__WHAT TO PRODUCE__
In full and without change, return each entry.

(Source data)
· · · · · · ·

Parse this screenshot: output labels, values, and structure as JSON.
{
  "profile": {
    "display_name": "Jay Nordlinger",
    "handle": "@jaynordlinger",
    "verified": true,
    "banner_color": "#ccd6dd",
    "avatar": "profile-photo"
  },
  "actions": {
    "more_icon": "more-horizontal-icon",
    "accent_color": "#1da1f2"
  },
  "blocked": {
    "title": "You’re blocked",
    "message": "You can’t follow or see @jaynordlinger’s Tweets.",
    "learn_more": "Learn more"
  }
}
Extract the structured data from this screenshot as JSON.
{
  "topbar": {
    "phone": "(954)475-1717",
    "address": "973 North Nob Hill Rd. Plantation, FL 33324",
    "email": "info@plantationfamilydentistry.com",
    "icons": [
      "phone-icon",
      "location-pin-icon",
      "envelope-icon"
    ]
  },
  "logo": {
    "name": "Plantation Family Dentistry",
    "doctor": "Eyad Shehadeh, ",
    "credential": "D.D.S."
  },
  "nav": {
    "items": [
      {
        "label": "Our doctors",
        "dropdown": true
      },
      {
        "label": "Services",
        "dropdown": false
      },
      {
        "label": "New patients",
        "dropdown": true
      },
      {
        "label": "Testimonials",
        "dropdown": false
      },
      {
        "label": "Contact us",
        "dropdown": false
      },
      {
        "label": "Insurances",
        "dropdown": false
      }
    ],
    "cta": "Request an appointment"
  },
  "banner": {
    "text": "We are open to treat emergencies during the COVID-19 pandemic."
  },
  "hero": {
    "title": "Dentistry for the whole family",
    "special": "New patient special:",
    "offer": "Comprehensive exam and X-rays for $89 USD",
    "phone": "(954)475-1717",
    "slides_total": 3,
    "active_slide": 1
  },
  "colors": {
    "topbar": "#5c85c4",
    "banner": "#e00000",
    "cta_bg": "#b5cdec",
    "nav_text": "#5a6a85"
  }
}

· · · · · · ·

__RESPONSE BELOW__
Parse this screenshot: output labels, values, and structure as JSON.
{
  "profile": {
    "display_name": "Jay Nordlinger",
    "handle": "@jaynordlinger",
    "verified": true,
    "banner_color": "#ccd6dd",
    "avatar": "profile-photo"
  },
  "actions": {
    "more_icon": "more-horizontal-icon",
    "accent_color": "#1da1f2"
  },
  "blocked": {
    "title": "You’re blocked",
    "message": "You can’t follow or see @jaynordlinger’s Tweets.",
    "learn_more": "Learn more"
  }
}
Extract the structured data from this screenshot as JSON.
{
  "topbar": {
    "phone": "(954)475-1717",
    "address": "973 North Nob Hill Rd. Plantation, FL 33324",
    "email": "info@plantationfamilydentistry.com",
    "icons": [
      "phone-icon",
      "location-pin-icon",
      "envelope-icon"
    ]
  },
  "logo": {
    "name": "Plantation Family Dentistry",
    "doctor": "Eyad Shehadeh, ",
    "credential": "D.D.S."
  },
  "nav": {
    "items": [
      {
        "label": "Our doctors",
        "dropdown": true
      },
      {
        "label": "Services",
        "dropdown": false
      },
      {
        "label": "New patients",
        "dropdown": true
      },
      {
        "label": "Testimonials",
        "dropdown": false
      },
      {
        "label": "Contact us",
        "dropdown": false
      },
      {
        "label": "Insurances",
        "dropdown": false
      }
    ],
    "cta": "Request an appointment"
  },
  "banner": {
    "text": "We are open to treat emergencies during the COVID-19 pandemic."
  },
  "hero": {
    "title": "Dentistry for the whole family",
    "special": "New patient special:",
    "offer": "Comprehensive exam and X-rays for $89 USD",
    "phone": "(954)475-1717",
    "slides_total": 3,
    "active_slide": 1
  },
  "colors": {
    "topbar": "#5c85c4",
    "banner": "#e00000",
    "cta_bg": "#b5cdec",
    "nav_text": "#5a6a85"
  }
}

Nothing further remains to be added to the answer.